February 2, 2009 - 2:40pm
I'm away from school working on my thesis at another institution. I noticed the other day that there was a letter to the editor in the local newspaper where some guy was mis-paraphrasing the Pope mis-quoting the recent Benotti et al. pharmaceuticals in drinking water study to say that the Pill is giving all men girl cooties and destroying society and should be banned immediately, by his Highly Scientific Viewpoint. So I wrote a replying letter to the editor, politely, with inline references and just a little snark, to refute it line by line. I was shooting for the tone used in LTEs in Nature or Science. My letter was never published, and today there's another missive of anti-choice wingnuttery from the same person, a week later. Apparently our local editor has granted this person's oppinions pride of place on the editorial pages. I would be slightly less freaked out if this wasn't the local rag for a town dominated by a major research institution-we're supposed to be scientifically minded here.
January 25, 2009 - 1:51pm
Any advice if you have a crappy advisor? I am going for my PhD and although I thought I asked him some good questions, and received solid responses, in our interview, my advisor turns out that he is not a good mentor and not much of a help. He is mainly, at best, a time-suck with all the meetings he wants to make sure things are "going well" but doesn't actually want to help me with anything and gets petulant if I ask for help or advice. I don't know that many other people with a PhD so I thought I'd ask just in case you wanted to share some words of wisdom. I had a crappy master's advisor but that was two years and another year of not being around him, but writing while working full time. I finished though and it was worth it. Now the funding my new advisor said I'd have is virtually non-existent, he thinks the fact that I'm getting a stipend is enough for me to praise him daily and kiss his ass while running errands for him and taking care of all of his tech problems (i'm not doing that anymore). One semester and it's already an enormous headache. You can't get far in my field without a PhD. But I'm starting to get sick of the attitudes in my field...and yet I've been working towards this for 15 years so I have no idea what else I'd even do and it took me 4 years just to get in to a program.
January 11, 2009 - 12:55pm
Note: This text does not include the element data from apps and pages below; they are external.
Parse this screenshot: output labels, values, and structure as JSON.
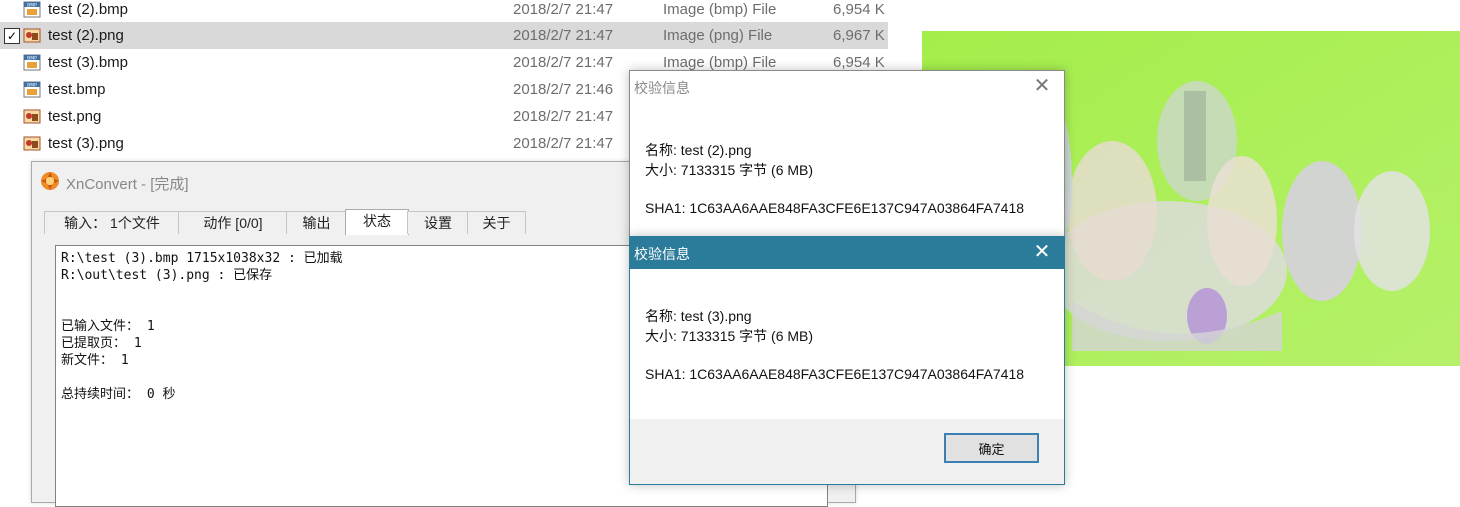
{
  "files": [
    {
      "name": "test (2).bmp",
      "date": "2018/2/7 21:47",
      "type": "Image (bmp) File",
      "size": "6,954 K",
      "icon": "bmp-file-icon",
      "selected": false
    },
    {
      "name": "test (2).png",
      "date": "2018/2/7 21:47",
      "type": "Image (png) File",
      "size": "6,967 K",
      "icon": "png-file-icon",
      "selected": true
    },
    {
      "name": "test (3).bmp",
      "date": "2018/2/7 21:47",
      "type": "Image (bmp) File",
      "size": "6,954 K",
      "icon": "bmp-file-icon",
      "selected": false
    },
    {
      "name": "test.bmp",
      "date": "2018/2/7 21:46",
      "type": "",
      "size": "",
      "icon": "bmp-file-icon",
      "selected": false
    },
    {
      "name": "test.png",
      "date": "2018/2/7 21:47",
      "type": "",
      "size": "",
      "icon": "png-file-icon",
      "selected": false
    },
    {
      "name": "test (3).png",
      "date": "2018/2/7 21:47",
      "type": "",
      "size": "",
      "icon": "png-file-icon",
      "selected": false
    }
  ],
  "xnconvert": {
    "title": "XnConvert - [完成]",
    "tabs": [
      "输入： 1个文件",
      "动作 [0/0]",
      "输出",
      "状态",
      "设置",
      "关于"
    ],
    "active_tab": 3,
    "log": [
      "R:\\test (3).bmp 1715x1038x32 : 已加载",
      "R:\\out\\test (3).png : 已保存",
      "",
      "",
      "已输入文件： 1",
      "已提取页： 1",
      "新文件： 1",
      "",
      "总持续时间： 0 秒"
    ]
  },
  "dialog1": {
    "title": "校验信息",
    "name": "名称: test (2).png",
    "size": "大小: 7133315 字节 (6 MB)",
    "sha1": "SHA1: 1C63AA6AAE848FA3CFE6E137C947A03864FA7418"
  },
  "dialog2": {
    "title": "校验信息",
    "name": "名称: test (3).png",
    "size": "大小: 7133315 字节 (6 MB)",
    "sha1": "SHA1: 1C63AA6AAE848FA3CFE6E137C947A03864FA7418",
    "ok_label": "确定"
  },
  "colors": {
    "accent": "#2b7b9b",
    "selection": "#d9d9d9",
    "preview_bg": "#a8f24a"
  }
}
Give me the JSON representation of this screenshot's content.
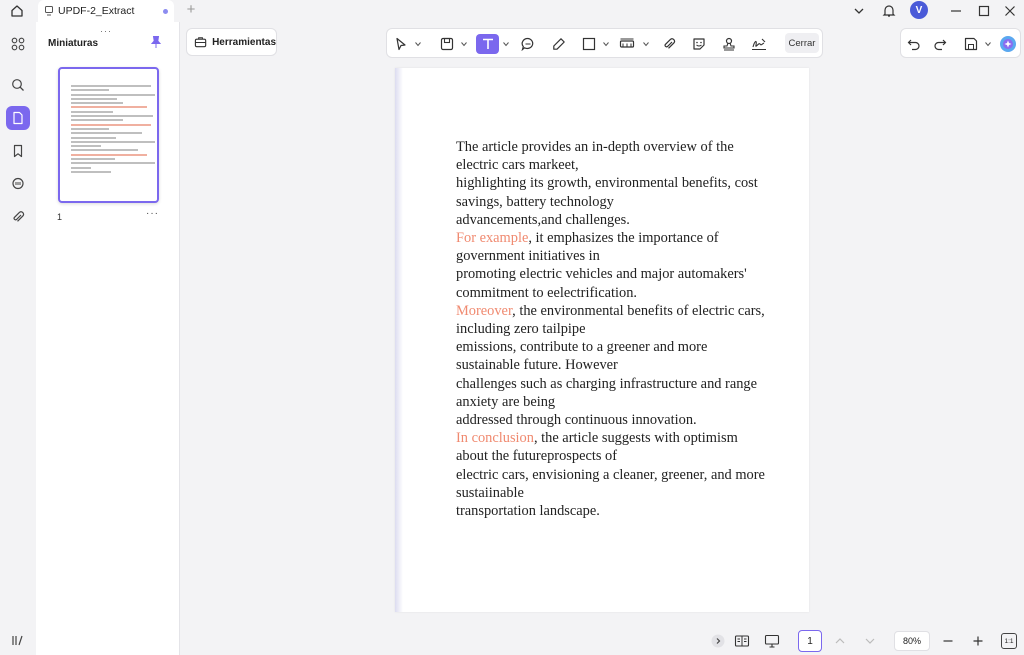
{
  "app": {
    "tab_title": "UPDF-2_Extract",
    "avatar_initial": "V",
    "accent_color": "#7b68ee"
  },
  "sidebar": {
    "panel_title": "Miniaturas",
    "thumbnail_page_number": "1"
  },
  "toolbar": {
    "tools_label": "Herramientas",
    "close_label": "Cerrar"
  },
  "document": {
    "lines": [
      {
        "text": "The article provides an in-depth overview of the"
      },
      {
        "text": "electric cars markeet,"
      },
      {
        "text": "highlighting its growth, environmental benefits, cost"
      },
      {
        "text": "savings, battery technology"
      },
      {
        "text": "advancements,and challenges."
      },
      {
        "hl": "For example",
        "text": ", it emphasizes the importance of"
      },
      {
        "text": "government initiatives in"
      },
      {
        "text": "promoting electric vehicles and major automakers'"
      },
      {
        "text": "commitment to eelectrification."
      },
      {
        "hl": "Moreover",
        "text": ", the environmental benefits of electric cars,"
      },
      {
        "text": "including zero tailpipe"
      },
      {
        "text": "emissions, contribute to a greener and more"
      },
      {
        "text": "sustainable future. However"
      },
      {
        "text": "challenges such as charging infrastructure and range"
      },
      {
        "text": "anxiety are being"
      },
      {
        "text": "addressed through continuous innovation."
      },
      {
        "hl": "In conclusion",
        "text": ", the article suggests with optimism"
      },
      {
        "text": "about the futureprospects of"
      },
      {
        "text": "electric cars, envisioning a cleaner, greener, and more"
      },
      {
        "text": "sustaiinable"
      },
      {
        "text": "transportation landscape."
      }
    ]
  },
  "statusbar": {
    "current_page": "1",
    "zoom": "80%",
    "fit_label": "1:1"
  }
}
Can't find a job? Don't go to grad school. The economy's tanking! Should I give up looking for a job and just go to graduate school? This seems to be the question of the moment, and everyone has an opinion. Few of the folks giving advice, though, are acknowledging a tough fact of life: as investments and state budgets dry up, so does education funding --which affects both admissions and employment. If you're a social worker, or you work for a non-profit, or in human services, then yes: I believe a master's in social work or public policy or urban planning or what have you will probably help your advancement. If you're a scientist, then there are industry jobs waiting for you--although my sense is that you might be better off working in the field for a while before picking a subfield. If you're a teacher, then a master's in education can help you move into administration and the higher salaries that go with it. I suppose MBAs might be useful degrees, though I confess, academic-by-training that I am, I haven't really the foggiest notion, except that there seem to be an awful lot of boring middle management types with MBAs. If you want a solid, dull, respectable 9-5 job, become a dentist or a self-employed lawyer. (If you want to become partner in a huge firm, you might as well get a PhD and aim for a job at Harvard: you'll go crazy either way.)
December 8, 2008 - 1:14am
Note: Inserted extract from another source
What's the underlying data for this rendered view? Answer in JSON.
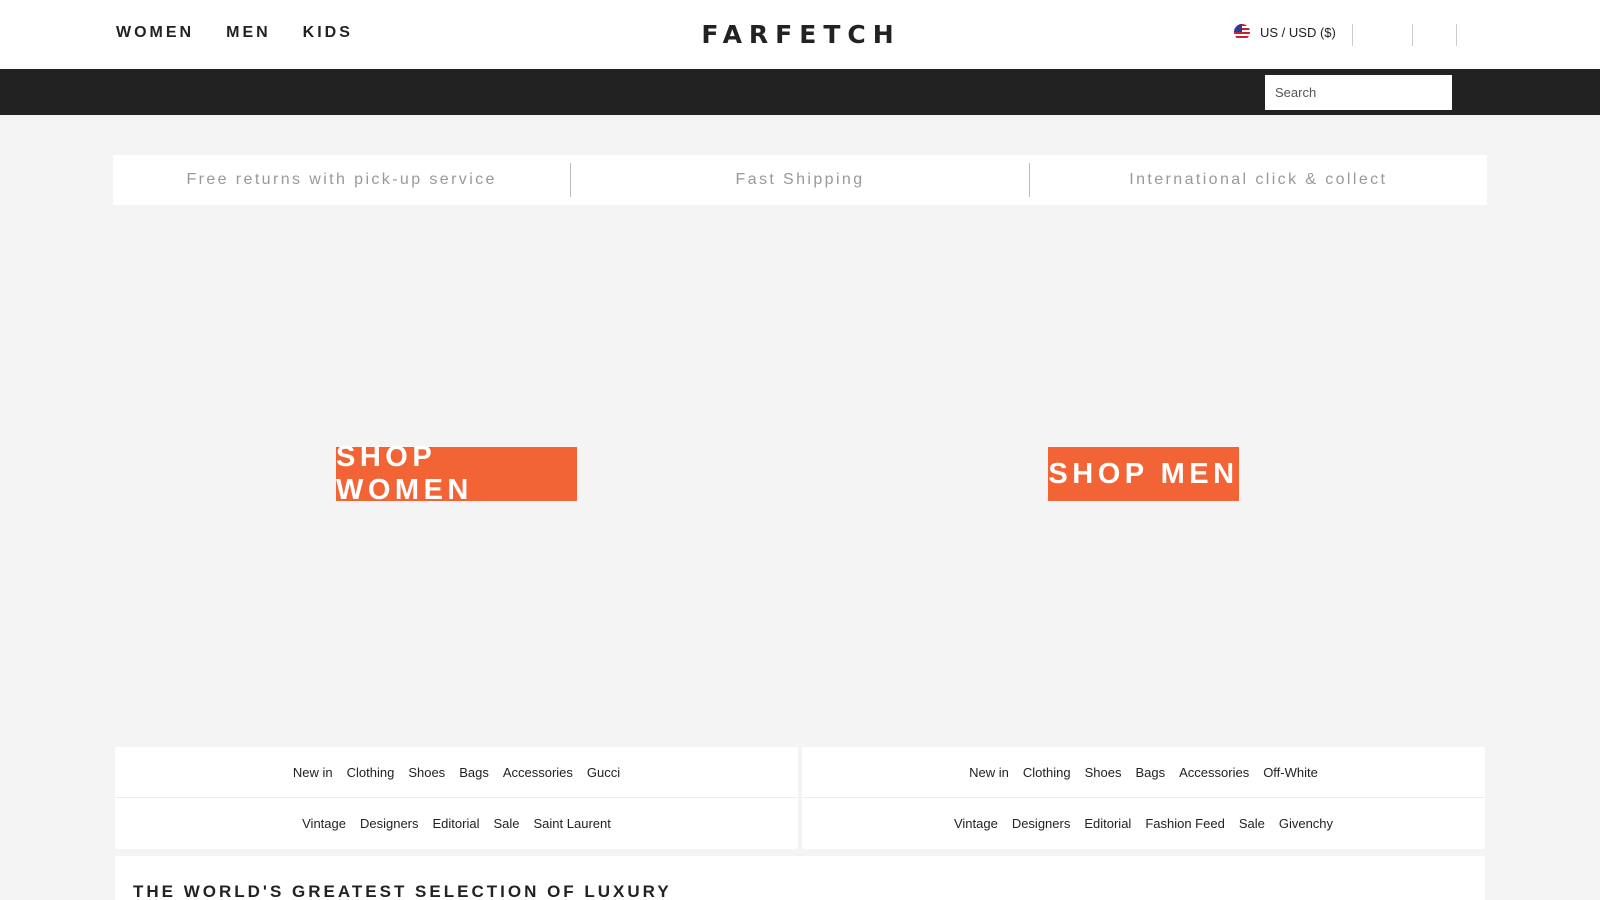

Last week I promised to write about the “male” career model. I want to begin by reasserting my prior advice to young ambitious women, to “do whatchalike” and try not to worry. But it is apparently true, aas The Chronicle of Higher Education reported, that “women in academe, no matter how many hours they worked, reported fewer children than women in all other professional fields.” According to 2000 census data, 52 percent of male professors have wives who work part time or not at all, while only 9 percent of female professors have partners who work less than full time. Marriage rates reveal the same paradox. Of those professors who achieve tenure, 70 percent of men are married with children, compared with only 44 percent of women. But women win in the singles category: Twenty-six percent of tenured women are single without children, as compared with only 11 percent of tenured men. On an individual level, one has to be willing to recognize one’s own human limitations, and to be optimistic enough to move forward, knowing that smart ambitious women really do have a lot of options and that if A doesn’t work out, B and C will come along, even if it’s impossible to imagine in advance what B or C might be. As a group, however, the statistics are against us. Especially those of us in the humanities, and especially the humanities folks in fields (English, the modern languages, philosophy, classics. . . ) that don’t have an acknowledged parallel non-academic job track for PhD holders. And, as Libby Gruner points out, the NYT’s advice (to women) to think of careers as a “lattice” rather than a “ladder” doesn’t really apply to tenure-track academia. I do tend to agree with Dana Campbell that academia is changing. Sloooooowly.
November 30, 2008 - 12:06pm
(Also appears in Mama PhD) A scientist/reader writes.... I urge you to show a bit more flexibility in your advice on the career/family bit. If the goal is a faculty position in the sciences, there is usually an interim postdoctoral stage. Postdoc can be a great time for maternity and infant bonding- whether you are headed for a research-intensive university or a liberal arts college.